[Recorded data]

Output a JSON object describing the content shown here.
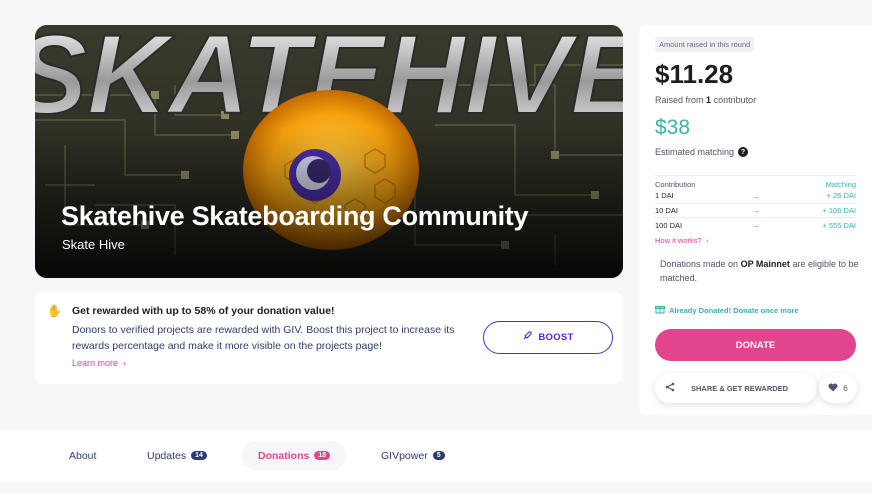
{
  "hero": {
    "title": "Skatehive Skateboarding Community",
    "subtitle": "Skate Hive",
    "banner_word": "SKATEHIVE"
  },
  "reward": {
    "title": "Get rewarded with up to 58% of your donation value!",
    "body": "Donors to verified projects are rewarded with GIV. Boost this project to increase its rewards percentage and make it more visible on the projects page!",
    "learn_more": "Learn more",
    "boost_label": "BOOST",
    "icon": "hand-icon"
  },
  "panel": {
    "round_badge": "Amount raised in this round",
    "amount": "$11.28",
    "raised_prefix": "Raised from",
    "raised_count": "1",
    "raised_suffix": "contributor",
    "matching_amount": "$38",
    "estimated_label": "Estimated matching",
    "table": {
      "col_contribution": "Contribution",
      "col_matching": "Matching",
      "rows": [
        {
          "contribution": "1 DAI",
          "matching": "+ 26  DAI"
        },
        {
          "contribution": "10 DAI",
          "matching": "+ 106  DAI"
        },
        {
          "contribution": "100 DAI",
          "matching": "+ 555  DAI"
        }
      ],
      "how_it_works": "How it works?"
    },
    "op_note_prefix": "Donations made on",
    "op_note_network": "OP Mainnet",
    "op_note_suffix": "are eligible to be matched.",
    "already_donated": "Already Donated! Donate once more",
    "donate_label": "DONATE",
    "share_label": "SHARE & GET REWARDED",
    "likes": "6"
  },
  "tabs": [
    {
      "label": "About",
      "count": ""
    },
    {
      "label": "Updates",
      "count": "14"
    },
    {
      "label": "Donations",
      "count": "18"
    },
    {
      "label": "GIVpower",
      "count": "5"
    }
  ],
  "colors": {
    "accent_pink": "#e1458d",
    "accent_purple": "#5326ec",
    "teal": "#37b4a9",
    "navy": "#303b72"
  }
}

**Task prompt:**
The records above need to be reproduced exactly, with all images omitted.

**Output:**
Output a JSON object describing the content shown here.
{
  "hero": {
    "title": "Skatehive Skateboarding Community",
    "subtitle": "Skate Hive",
    "banner_word": "SKATEHIVE"
  },
  "reward": {
    "title": "Get rewarded with up to 58% of your donation value!",
    "body": "Donors to verified projects are rewarded with GIV. Boost this project to increase its rewards percentage and make it more visible on the projects page!",
    "learn_more": "Learn more",
    "boost_label": "BOOST",
    "icon": "hand-icon"
  },
  "panel": {
    "round_badge": "Amount raised in this round",
    "amount": "$11.28",
    "raised_prefix": "Raised from",
    "raised_count": "1",
    "raised_suffix": "contributor",
    "matching_amount": "$38",
    "estimated_label": "Estimated matching",
    "table": {
      "col_contribution": "Contribution",
      "col_matching": "Matching",
      "rows": [
        {
          "contribution": "1 DAI",
          "matching": "+ 26  DAI"
        },
        {
          "contribution": "10 DAI",
          "matching": "+ 106  DAI"
        },
        {
          "contribution": "100 DAI",
          "matching": "+ 555  DAI"
        }
      ],
      "how_it_works": "How it works?"
    },
    "op_note_prefix": "Donations made on",
    "op_note_network": "OP Mainnet",
    "op_note_suffix": "are eligible to be matched.",
    "already_donated": "Already Donated! Donate once more",
    "donate_label": "DONATE",
    "share_label": "SHARE & GET REWARDED",
    "likes": "6"
  },
  "tabs": [
    {
      "label": "About",
      "count": ""
    },
    {
      "label": "Updates",
      "count": "14"
    },
    {
      "label": "Donations",
      "count": "18"
    },
    {
      "label": "GIVpower",
      "count": "5"
    }
  ],
  "colors": {
    "accent_pink": "#e1458d",
    "accent_purple": "#5326ec",
    "teal": "#37b4a9",
    "navy": "#303b72"
  }
}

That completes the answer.